Records excerpted from a collection
◆ ◆ ◆ ◆ ◆

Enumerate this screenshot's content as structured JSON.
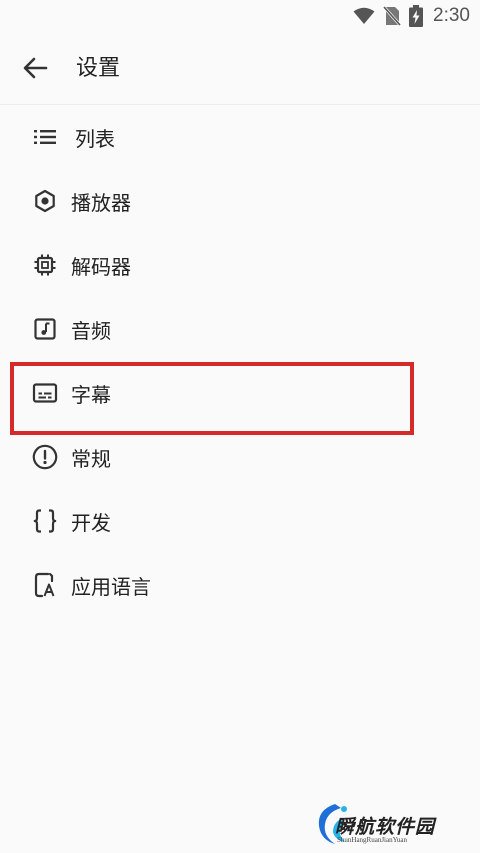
{
  "status_bar": {
    "time": "2:30",
    "icons": [
      "wifi-icon",
      "no-sim-icon",
      "battery-charging-icon"
    ]
  },
  "app_bar": {
    "title": "设置",
    "back_icon": "arrow-back-icon"
  },
  "menu": {
    "items": [
      {
        "label": "列表",
        "icon": "list-icon"
      },
      {
        "label": "播放器",
        "icon": "hexagon-dot-icon"
      },
      {
        "label": "解码器",
        "icon": "chip-icon"
      },
      {
        "label": "音频",
        "icon": "music-note-icon"
      },
      {
        "label": "字幕",
        "icon": "subtitles-icon"
      },
      {
        "label": "常规",
        "icon": "alert-circle-icon"
      },
      {
        "label": "开发",
        "icon": "code-braces-icon"
      },
      {
        "label": "应用语言",
        "icon": "phone-language-icon"
      }
    ],
    "highlighted_index": 4
  },
  "highlight": {
    "color": "#d42a2a"
  },
  "watermark": {
    "title": "瞬航软件园",
    "subtitle": "ShunHangRuanJianYuan"
  }
}
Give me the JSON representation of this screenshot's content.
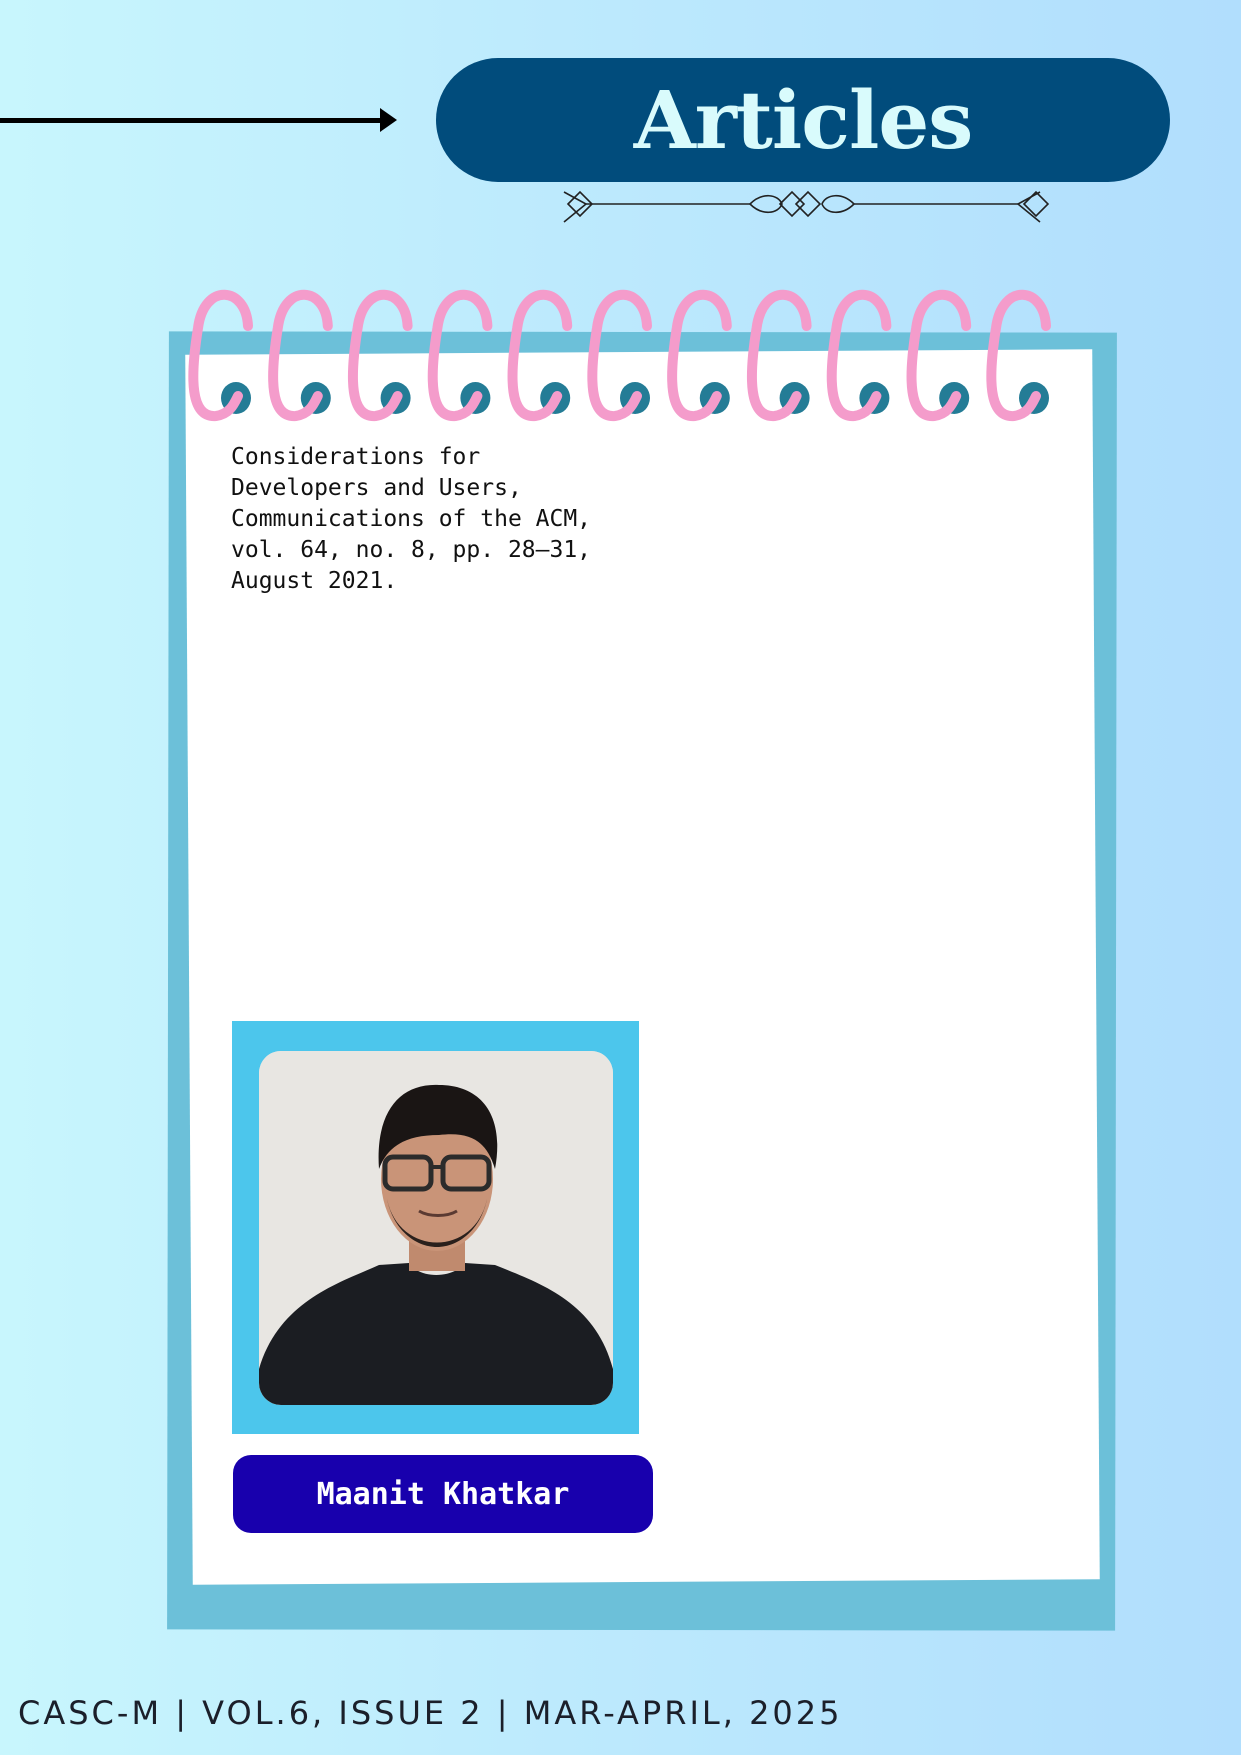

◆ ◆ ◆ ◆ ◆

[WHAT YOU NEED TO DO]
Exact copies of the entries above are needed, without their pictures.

[SOLVED PROBLEM]
Enumerate this screenshot's content as structured JSON.
{
  "status_bar": {
    "time": "2:30",
    "icons": [
      "wifi-icon",
      "no-sim-icon",
      "battery-charging-icon"
    ]
  },
  "app_bar": {
    "title": "设置",
    "back_icon": "arrow-back-icon"
  },
  "menu": {
    "items": [
      {
        "label": "列表",
        "icon": "list-icon"
      },
      {
        "label": "播放器",
        "icon": "hexagon-dot-icon"
      },
      {
        "label": "解码器",
        "icon": "chip-icon"
      },
      {
        "label": "音频",
        "icon": "music-note-icon"
      },
      {
        "label": "字幕",
        "icon": "subtitles-icon"
      },
      {
        "label": "常规",
        "icon": "alert-circle-icon"
      },
      {
        "label": "开发",
        "icon": "code-braces-icon"
      },
      {
        "label": "应用语言",
        "icon": "phone-language-icon"
      }
    ],
    "highlighted_index": 4
  },
  "highlight": {
    "color": "#d42a2a"
  },
  "watermark": {
    "title": "瞬航软件园",
    "subtitle": "ShunHangRuanJianYuan"
  }
}
Give me the JSON representation of this screenshot's content.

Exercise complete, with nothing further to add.